▸ **Input material**:
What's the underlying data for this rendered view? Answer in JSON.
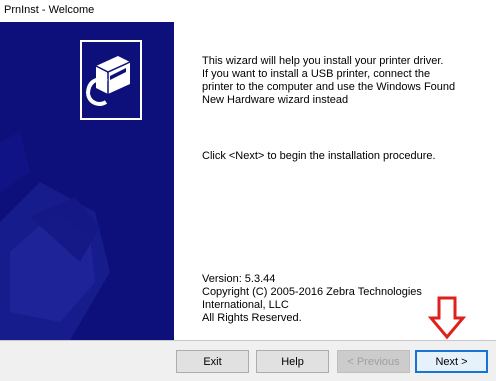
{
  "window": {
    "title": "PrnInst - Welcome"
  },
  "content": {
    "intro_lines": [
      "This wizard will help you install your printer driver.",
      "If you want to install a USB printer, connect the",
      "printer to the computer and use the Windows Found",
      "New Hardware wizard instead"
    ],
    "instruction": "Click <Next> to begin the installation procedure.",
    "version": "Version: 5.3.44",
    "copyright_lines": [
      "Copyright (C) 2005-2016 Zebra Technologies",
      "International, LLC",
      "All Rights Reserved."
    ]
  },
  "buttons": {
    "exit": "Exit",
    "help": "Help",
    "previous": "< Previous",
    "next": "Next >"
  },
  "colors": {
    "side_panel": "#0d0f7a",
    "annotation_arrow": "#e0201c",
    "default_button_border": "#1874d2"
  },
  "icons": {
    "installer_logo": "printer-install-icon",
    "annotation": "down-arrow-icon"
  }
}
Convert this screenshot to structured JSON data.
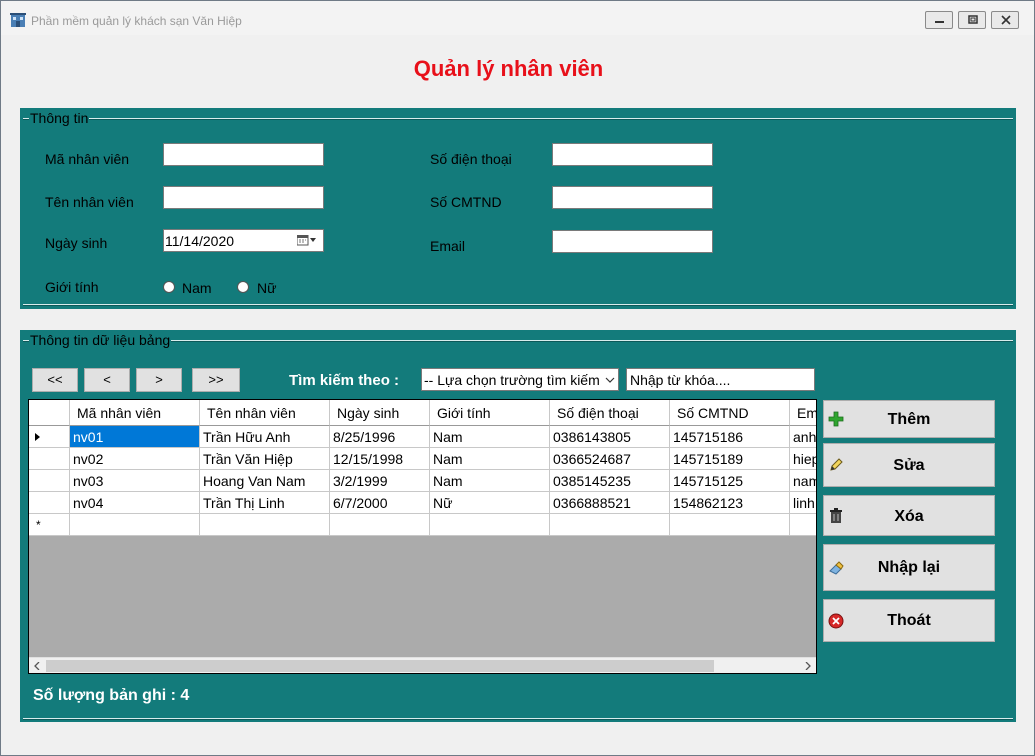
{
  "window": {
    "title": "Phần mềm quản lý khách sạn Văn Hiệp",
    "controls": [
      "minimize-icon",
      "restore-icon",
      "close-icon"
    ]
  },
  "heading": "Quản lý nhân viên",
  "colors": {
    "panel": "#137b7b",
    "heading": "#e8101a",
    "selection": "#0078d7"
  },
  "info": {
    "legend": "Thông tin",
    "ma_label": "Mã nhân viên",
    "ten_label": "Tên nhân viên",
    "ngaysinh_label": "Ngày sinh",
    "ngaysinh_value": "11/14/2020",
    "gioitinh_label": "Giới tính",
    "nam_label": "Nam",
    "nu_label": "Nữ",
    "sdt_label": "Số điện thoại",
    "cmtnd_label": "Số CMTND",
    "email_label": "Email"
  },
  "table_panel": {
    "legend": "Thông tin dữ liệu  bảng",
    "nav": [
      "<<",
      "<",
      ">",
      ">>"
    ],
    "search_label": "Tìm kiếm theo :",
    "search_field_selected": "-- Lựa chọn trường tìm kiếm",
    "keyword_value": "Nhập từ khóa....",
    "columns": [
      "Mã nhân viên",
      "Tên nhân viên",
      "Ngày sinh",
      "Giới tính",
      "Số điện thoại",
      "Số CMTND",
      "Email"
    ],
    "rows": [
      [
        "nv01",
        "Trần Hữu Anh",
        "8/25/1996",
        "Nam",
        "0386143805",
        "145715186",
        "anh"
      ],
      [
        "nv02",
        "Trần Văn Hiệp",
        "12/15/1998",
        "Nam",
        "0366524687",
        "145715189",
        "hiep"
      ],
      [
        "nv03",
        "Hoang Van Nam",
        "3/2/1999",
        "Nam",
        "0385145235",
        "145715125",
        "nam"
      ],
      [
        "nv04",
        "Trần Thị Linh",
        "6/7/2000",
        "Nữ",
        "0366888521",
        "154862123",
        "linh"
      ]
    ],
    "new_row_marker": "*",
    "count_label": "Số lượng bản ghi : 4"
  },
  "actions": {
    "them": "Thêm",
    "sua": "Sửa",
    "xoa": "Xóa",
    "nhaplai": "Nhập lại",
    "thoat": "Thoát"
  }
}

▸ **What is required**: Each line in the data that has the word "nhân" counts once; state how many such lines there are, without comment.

▸ **Result of the exercise**: 5